Paccar Inc reported a higher profit on Friday as the maker of commercial trucks and engines benefited from a big jump in demand in Europe, where customers rushed to purchase new vehicles ahead of the implementation of strict new emission rules.
The results, and the company’s forecast for modest industry sales growth in key markets in 2014, were in line with market expectations. But analysts had hoped Paccar would raise its outlook for industry sales and disappointment over its failure to do so sent its shares as much as 4 percent lower on Wall Street.
“Overall, the growth rates implied by guidance appear below expectations, so we would not be surprised to see some weakness at the open despite good execution,” JP Morgan analyst Ann Duignan said in a note to investors.
The company, which makes vehicles sold under the Kenworth, Peterbilt and DAF brand names, posted fourth-quarter net profit of $334.2 million, or 94 cents a share, up from $253.5 million or 72 cents a share last year.
Sales of trucks, engines and accessories as well as revenue from financial services rose 15 percent to $4.6 billion.
Analysts, on average, expected the Bellevue, Washington-based company to report profit of 93 cents a share, according to Thomson Reuters estimates.

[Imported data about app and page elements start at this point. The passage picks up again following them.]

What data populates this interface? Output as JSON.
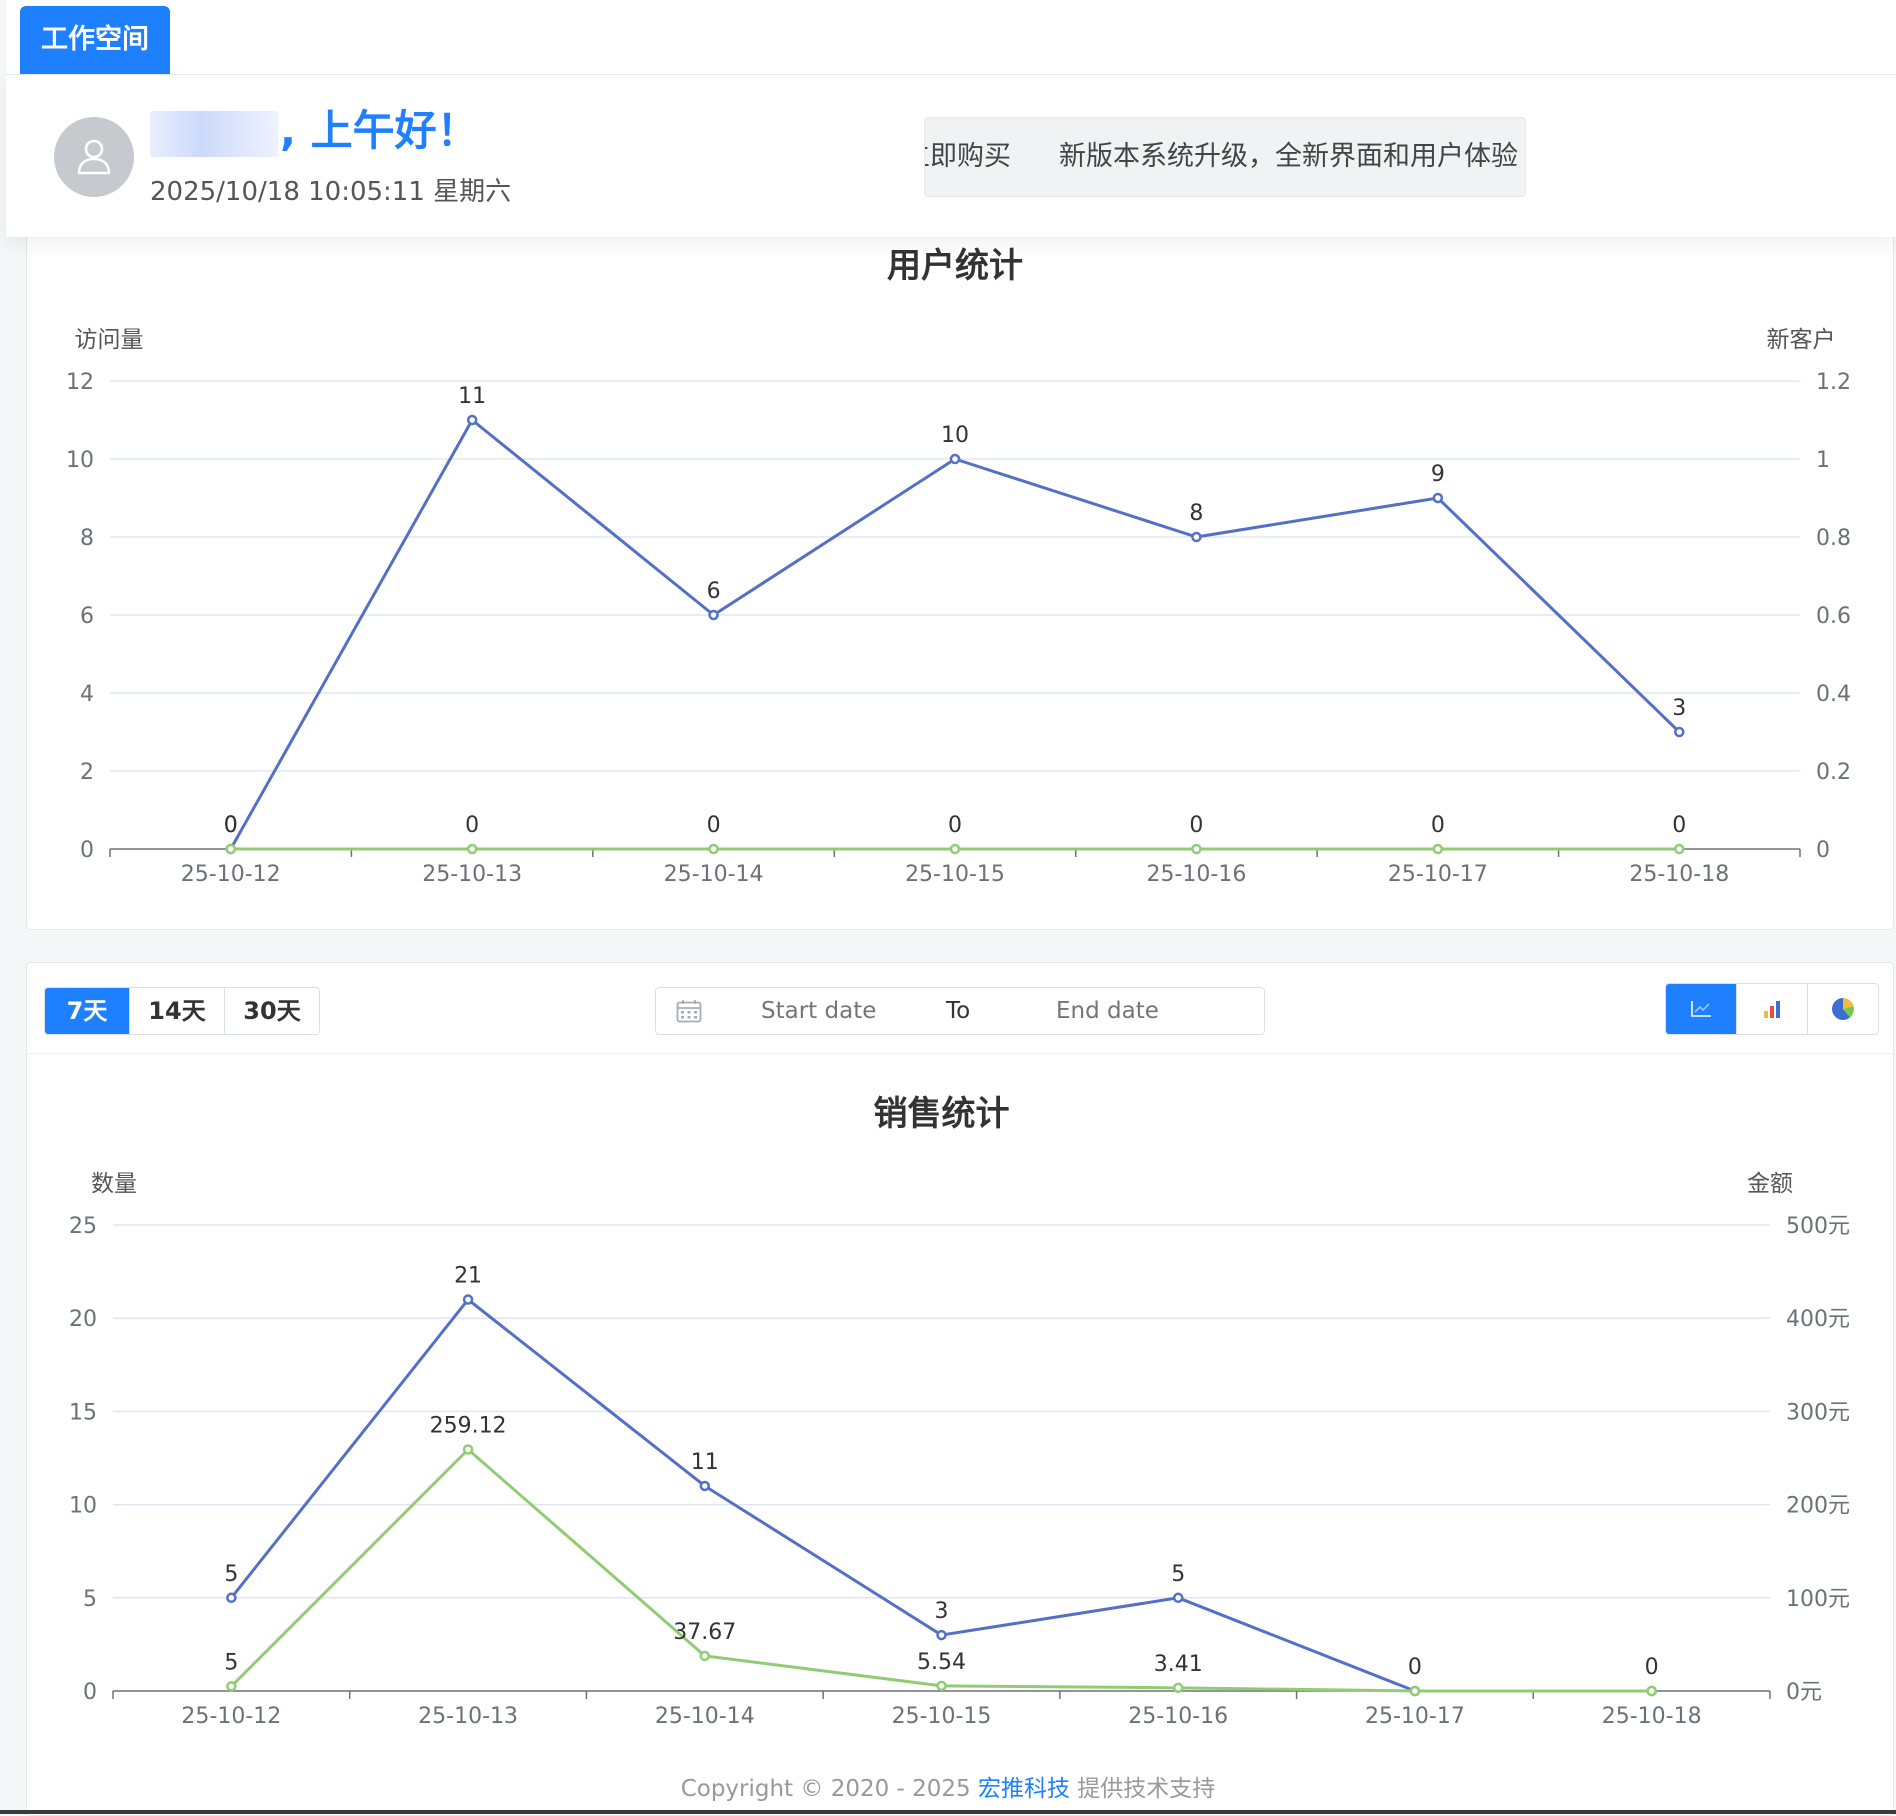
{
  "tabbar": {
    "active_tab": "工作空间"
  },
  "header": {
    "greeting_suffix": ", 上午好！",
    "datetime": "2025/10/18 10:05:11 星期六",
    "notices": [
      "立即购买",
      "新版本系统升级，全新界面和用户体验"
    ]
  },
  "filter": {
    "ranges": [
      "7天",
      "14天",
      "30天"
    ],
    "active_range": "7天",
    "start_placeholder": "Start date",
    "separator": "To",
    "end_placeholder": "End date",
    "chart_types": [
      "line-chart-icon",
      "bar-chart-icon",
      "pie-chart-icon"
    ],
    "active_chart_type": "line-chart-icon"
  },
  "chart_data": [
    {
      "type": "line",
      "title": "用户统计",
      "ylabel_left": "访问量",
      "ylabel_right": "新客户",
      "categories": [
        "25-10-12",
        "25-10-13",
        "25-10-14",
        "25-10-15",
        "25-10-16",
        "25-10-17",
        "25-10-18"
      ],
      "y_left_ticks": [
        "0",
        "2",
        "4",
        "6",
        "8",
        "10",
        "12"
      ],
      "y_right_ticks": [
        "0",
        "0.2",
        "0.4",
        "0.6",
        "0.8",
        "1",
        "1.2"
      ],
      "ylim_left": [
        0,
        12
      ],
      "ylim_right": [
        0,
        1.2
      ],
      "grid": true,
      "series": [
        {
          "axis": "left",
          "color": "#5470c6",
          "values": [
            0,
            11,
            6,
            10,
            8,
            9,
            3
          ],
          "labels": [
            "0",
            "11",
            "6",
            "10",
            "8",
            "9",
            "3"
          ]
        },
        {
          "axis": "right",
          "color": "#91cc75",
          "values": [
            0,
            0,
            0,
            0,
            0,
            0,
            0
          ],
          "labels": [
            "0",
            "0",
            "0",
            "0",
            "0",
            "0",
            "0"
          ]
        }
      ]
    },
    {
      "type": "line",
      "title": "销售统计",
      "ylabel_left": "数量",
      "ylabel_right": "金额",
      "categories": [
        "25-10-12",
        "25-10-13",
        "25-10-14",
        "25-10-15",
        "25-10-16",
        "25-10-17",
        "25-10-18"
      ],
      "y_left_ticks": [
        "0",
        "5",
        "10",
        "15",
        "20",
        "25"
      ],
      "y_right_ticks": [
        "0元",
        "100元",
        "200元",
        "300元",
        "400元",
        "500元"
      ],
      "ylim_left": [
        0,
        25
      ],
      "ylim_right": [
        0,
        500
      ],
      "grid": true,
      "series": [
        {
          "axis": "left",
          "color": "#5470c6",
          "values": [
            5,
            21,
            11,
            3,
            5,
            0,
            0
          ],
          "labels": [
            "5",
            "21",
            "11",
            "3",
            "5",
            "0",
            "0"
          ]
        },
        {
          "axis": "right",
          "color": "#91cc75",
          "values": [
            5,
            259.12,
            37.67,
            5.54,
            3.41,
            0,
            0
          ],
          "labels": [
            "5",
            "259.12",
            "37.67",
            "5.54",
            "3.41",
            "",
            ""
          ]
        }
      ]
    }
  ],
  "footer": {
    "prefix": "Copyright © 2020 - 2025 ",
    "brand": "宏推科技",
    "suffix": " 提供技术支持"
  }
}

The results were driven by especially strong sales in Europe, where new truck registrations surged nearly 130 percent in December to their highest level in more than seven years, according to industry figures. The trend was helped by truckers snapping up vehicles ahead of the so-called “Euro 6” emission regulations which took effect in January.
During a conference call to discuss the earnings, Paccar Chief Executive Mark Pigott offered an upbeat assessment of the outlook for North America, where the industry received orders for more than 70,000 trucks in the fourth quarter - the most since the first quarter of 2006.
“I think we are on a steadily improving path,” Pigott said. “As we talk with our customers - we just had our large dealer meetings - more and more of fleets are saying ... ‘Let’s start to replace our vehicles. We feel good about our own industry. We see our end customers are improving their business.’ So we feel good about it.”
Pigott, a descendant of Paccar’s founder who started the company in 1905, is stepping down as CEO later this year, though he will continue to serve as executive chairman.
He will be succeeded by Ronald Armstrong, the company’s current president, who will be the first person from outside the Pigott family to run Paccar in nearly 50 years.
Paccar shares, which have risen more than 20 percent over the past year, were down 2.7 percent at $55.88 on Friday afternoon on the Nasdaq. Earlier in the session, the shares fell as low as $55.12. (Reporting by James B. Kelleher in Chicago; editing by Jeffrey Benkoe and Matthew Lewis)
By James B. Kelleher